#### Exercise details
From the first line to the last, reproduce the records exactly.

*** Data extracts Section Begins ***

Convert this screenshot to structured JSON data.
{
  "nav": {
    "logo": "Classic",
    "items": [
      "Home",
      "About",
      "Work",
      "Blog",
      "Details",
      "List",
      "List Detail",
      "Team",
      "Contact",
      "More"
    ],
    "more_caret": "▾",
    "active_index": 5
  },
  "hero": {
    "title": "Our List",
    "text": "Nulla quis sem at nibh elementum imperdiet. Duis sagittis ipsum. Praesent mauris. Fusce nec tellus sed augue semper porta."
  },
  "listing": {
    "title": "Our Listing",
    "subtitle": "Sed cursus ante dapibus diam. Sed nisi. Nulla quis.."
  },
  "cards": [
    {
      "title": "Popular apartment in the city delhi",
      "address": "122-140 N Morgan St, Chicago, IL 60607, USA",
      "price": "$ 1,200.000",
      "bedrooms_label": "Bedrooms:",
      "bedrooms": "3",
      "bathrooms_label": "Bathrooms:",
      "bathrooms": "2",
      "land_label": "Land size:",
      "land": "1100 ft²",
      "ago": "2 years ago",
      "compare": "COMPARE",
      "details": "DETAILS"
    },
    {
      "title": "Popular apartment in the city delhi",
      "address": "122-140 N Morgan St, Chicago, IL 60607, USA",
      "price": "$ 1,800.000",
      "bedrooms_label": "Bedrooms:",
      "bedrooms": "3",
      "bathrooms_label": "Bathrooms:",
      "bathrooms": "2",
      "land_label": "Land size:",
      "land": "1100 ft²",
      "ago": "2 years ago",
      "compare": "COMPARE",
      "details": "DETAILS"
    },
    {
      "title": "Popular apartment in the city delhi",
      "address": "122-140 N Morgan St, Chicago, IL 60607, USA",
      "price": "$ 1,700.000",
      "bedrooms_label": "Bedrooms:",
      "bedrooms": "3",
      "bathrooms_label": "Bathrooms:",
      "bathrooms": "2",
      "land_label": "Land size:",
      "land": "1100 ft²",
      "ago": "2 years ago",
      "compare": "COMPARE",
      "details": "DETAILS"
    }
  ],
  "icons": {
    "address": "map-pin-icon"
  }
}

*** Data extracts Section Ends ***

#### Completed exercise
Convert this screenshot to structured JSON data.
{
  "nav": {
    "logo": "Classic",
    "items": [
      "Home",
      "About",
      "Work",
      "Blog",
      "Details",
      "List",
      "List Detail",
      "Team",
      "Contact",
      "More"
    ],
    "more_caret": "▾",
    "active_index": 5
  },
  "hero": {
    "title": "Our List",
    "text": "Nulla quis sem at nibh elementum imperdiet. Duis sagittis ipsum. Praesent mauris. Fusce nec tellus sed augue semper porta."
  },
  "listing": {
    "title": "Our Listing",
    "subtitle": "Sed cursus ante dapibus diam. Sed nisi. Nulla quis.."
  },
  "cards": [
    {
      "title": "Popular apartment in the city delhi",
      "address": "122-140 N Morgan St, Chicago, IL 60607, USA",
      "price": "$ 1,200.000",
      "bedrooms_label": "Bedrooms:",
      "bedrooms": "3",
      "bathrooms_label": "Bathrooms:",
      "bathrooms": "2",
      "land_label": "Land size:",
      "land": "1100 ft²",
      "ago": "2 years ago",
      "compare": "COMPARE",
      "details": "DETAILS"
    },
    {
      "title": "Popular apartment in the city delhi",
      "address": "122-140 N Morgan St, Chicago, IL 60607, USA",
      "price": "$ 1,800.000",
      "bedrooms_label": "Bedrooms:",
      "bedrooms": "3",
      "bathrooms_label": "Bathrooms:",
      "bathrooms": "2",
      "land_label": "Land size:",
      "land": "1100 ft²",
      "ago": "2 years ago",
      "compare": "COMPARE",
      "details": "DETAILS"
    },
    {
      "title": "Popular apartment in the city delhi",
      "address": "122-140 N Morgan St, Chicago, IL 60607, USA",
      "price": "$ 1,700.000",
      "bedrooms_label": "Bedrooms:",
      "bedrooms": "3",
      "bathrooms_label": "Bathrooms:",
      "bathrooms": "2",
      "land_label": "Land size:",
      "land": "1100 ft²",
      "ago": "2 years ago",
      "compare": "COMPARE",
      "details": "DETAILS"
    }
  ],
  "icons": {
    "address": "map-pin-icon"
  }
}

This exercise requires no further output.